There are some basic elements of Montessori activities that make them so effective. Some basic tenants include engaging an individual both physically and mentally, encouraging individual work, and incorporating flexibility. More specific elements of Montessori Method activities include:
- Promoting independence and self-reliance
- Customizable for individual needs and wants
- Involves creativity and self-guidance
- Incorporates sensory engagement or focus
- Creates engagement without undue frustration
- Fosters an ability to focus on single tasks
- Produces a tangible result or outcome
Activities that meet all of these standards are flexible enough to allow children to naturally experiment and find their own path to success. Though guidance is recommended, especially for young children or dementia patients, such activities do not necessarily require it. Instead, the goal is to provide help only when asked or necessary.
When creating your DIY Montessori activities, keep these elements in mind and try to incorporate as many of them as possible.
Creating A DIY Montessori Environment
According to the Association Montessori Internationale (AMI), the visible environment should include:
- Accessible furniture
- A variety of workspaces
- Materials displayed for free choice of activity
The furniture should include various types of flexible seating. This can include furniture commonly found in the home, such as couches and kitchen tables, as well as furniture specifically dedicated to learning activities or that individual, such as a personal rug, rocking chair, desk, beanbag chair, etc.
Though you may not realize it, you likely already have a variety of workspaces in your home. Each room may represent a different space: the living room, kitchen, bedrooms, playrooms, and even backyard or porch. Each has its own furniture and can also have its own incorporated activities, thus creating several workspaces in your house with minimal expense or effort.
AMI further specifies that the materials should “support concrete exploration which leads to both practical skills and abstract knowledge.”
About The Montessori Method
Faced with increasingly rigorous lessons and structure in academic environments, the Montessori Method initially emerged as a radical experiment on the natural instincts of a child. When given independence and loosely directed toward an educational activity, would children struggle and descend into frustration, laziness, or chaos? Or would children adapt, overcome, and learn?
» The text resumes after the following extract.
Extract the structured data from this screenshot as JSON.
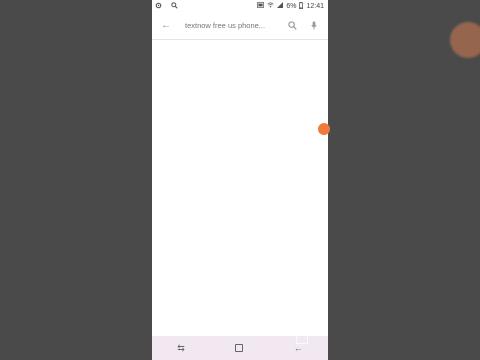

The latter has consistently proved to be the stronger instinct in both children and adults, and the Montessori Method solidified as a flexible teaching style that focused on four areas of development:
This creates a holistic approach to education and learning. This method utilizes children’s natural desire to learn and grow by fostering their independence, creativity, and engagement with the world around them.
The American Montessori Society® (AMS) describes Montessori education as “student-led and self-paced but guided, assessed, and enriched by knowledgeable and caring” family and friends, which allows children to “embrace multi-sensory learning and passionate inquiry.”
Since its creation, the Montessori Method has been evolving our understand and implementation of learning. People of all ages have benefited from its focus on flexible and self-paced learning.
Is DIY Montessori As Effective As “Official” Montessori?
If you search Montessori activities online, there are plenty of retailers that pop up selling “official” Montessori materials and games. They may even have endorsements from organizations like AMI or AMS or tout their credentials such as being used in Montessori schools.
However, these materials and activities aren’t necessarily any better than those you can produce at home. DIY materials are only different in that you made them, which is in and of itself a Montessori-centered activity that includes all of the central elements discussed earlier.
In fact, DIY Montessori is often more effective than “traditional” or “official” Montessori. The materials and activities you make at home are more tailored to the needs, abilities, and goals of the individual they’re made for. This makes them infinitely more valuable, as well as more accessible and inclusive.